You may have already seen some of what Phil Kinner (Head of our Coatings Division) has been working on since our acquisition of the Thermal Shock Chamber. The series of papers entitled, 'IPC-CC-830B vs. the Real World', written by Phil and Carolyn, question today's outdated testing standards, and proposes sequential testing on a model of a PCB as a better alternative. Since its release, their papers have enjoyed worldwide interest, as have many of the seminars and presentations on outdated testing methods and certification that Phil has spoken in.
Industry testing methods at present are non-sequential, meaning that each test is carried out separately and independently from one another; 'it gives us an artificial sense of confidence,' explained Carolyn.

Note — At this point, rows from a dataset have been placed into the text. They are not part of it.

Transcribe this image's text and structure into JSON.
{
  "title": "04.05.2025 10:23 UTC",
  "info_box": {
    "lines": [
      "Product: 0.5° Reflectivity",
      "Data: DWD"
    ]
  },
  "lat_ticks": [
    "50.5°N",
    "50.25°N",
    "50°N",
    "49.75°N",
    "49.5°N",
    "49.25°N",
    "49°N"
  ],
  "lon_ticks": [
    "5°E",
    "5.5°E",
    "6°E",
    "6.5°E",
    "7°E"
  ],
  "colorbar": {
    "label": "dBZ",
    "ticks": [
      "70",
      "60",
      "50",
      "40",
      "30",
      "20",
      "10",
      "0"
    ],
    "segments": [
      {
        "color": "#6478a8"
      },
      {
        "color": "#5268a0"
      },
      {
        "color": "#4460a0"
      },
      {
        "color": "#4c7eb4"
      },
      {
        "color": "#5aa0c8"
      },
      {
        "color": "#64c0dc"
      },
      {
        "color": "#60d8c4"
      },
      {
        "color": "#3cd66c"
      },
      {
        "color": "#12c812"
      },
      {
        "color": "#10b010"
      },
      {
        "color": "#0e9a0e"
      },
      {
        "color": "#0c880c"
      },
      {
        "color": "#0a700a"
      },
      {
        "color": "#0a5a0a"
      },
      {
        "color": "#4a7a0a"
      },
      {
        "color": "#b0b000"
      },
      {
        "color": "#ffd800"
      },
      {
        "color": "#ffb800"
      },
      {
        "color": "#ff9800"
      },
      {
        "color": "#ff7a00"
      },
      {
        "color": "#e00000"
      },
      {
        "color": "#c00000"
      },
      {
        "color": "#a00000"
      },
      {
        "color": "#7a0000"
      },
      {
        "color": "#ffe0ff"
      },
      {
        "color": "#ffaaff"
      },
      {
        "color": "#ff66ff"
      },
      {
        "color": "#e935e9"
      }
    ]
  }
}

Automotive component manufacturers, for instance, would need their PCB board to withstand a variety of environments all at once, and therefore a variety of tests: thermal cycling, as well as a salt-mist test due to the amount of salt on the roads, moisture and insulation resistance tests, thermal ageing tests - the list goes on. These are great tests - but they only provide part of the real-life data if they're conducted separately from each other, as the PCB in real-life would have to perform under all of those environments at once.
Phil Kinner and Carolyn Taylor are in the process of revolutionising IPC Testing Standards with Electrolube's new Thermal Shock Machine
However, sequential testing, on the other hand, can provide a more accurate picture of how a PCB will operate in real-life. Instead of using 5 separate test conditions to mimic the life of the PCB, you're subjecting your test coupons to the entire environment in order to understand whether the layer of protection can last if you keep attacking it with different environments. These internal test specifications are designed to be a 'worst case scenario'; therefore sequential testing starts off with the hardest test first - the Thermal Shock, and works its way through corrosive gas and powered salt-mist testing followed by a long exposure to elevated temperature, humidity and voltage, 'so we can see what the consecutive corrosive soup does to the long-term performance,' Carolyn explained, continuing, 'In our testing to date we have seen that the coatings which can withstand the Thermal Shock environments significantly outperform the materials that have a tendency to crack.'
'Our commitment is to developing better products that really push the limits and really perform in very harsh environments, and so we've dreamed up all sorts of weird and wacky tests to run,' she smiled, 'It's all in the name of improving our products and understanding what the product limits are.'
'These sequential tests will ultimately be published as a test report,' said Carolyn, 'kind of like a companion to the Technical Data Sheet,' as she described a possible 20 page test report, 'so customers can take a look and see which Coatings have already been tested against - and hopefully they'll save themselves some work and believe our data!'
Phil Kinner happened to be pottering about in the same room as Carolyn, and looked up when he heard the Thermal Shock Chamber being mentioned. He then shouted across the room happily, 'Don't forget Espec!'
'The specs?' Carolyn began, 'I've already told her!'
To prevent this very loud game of Chinese whispers from getting out of hand, Phil came over to us and repeated with a grin, 'Espec!'
I looked at Carolyn dumbfounded, as she then explained that Espec is one of the leading manufacturers of Thermal Shock Chambers, and that ours just happens to be one of them.
'No expense spared,' Phil said, then winked, 'that's how serious we are!'
I couldn't help but suddenly realise why scientists don't get given company credit cards very often.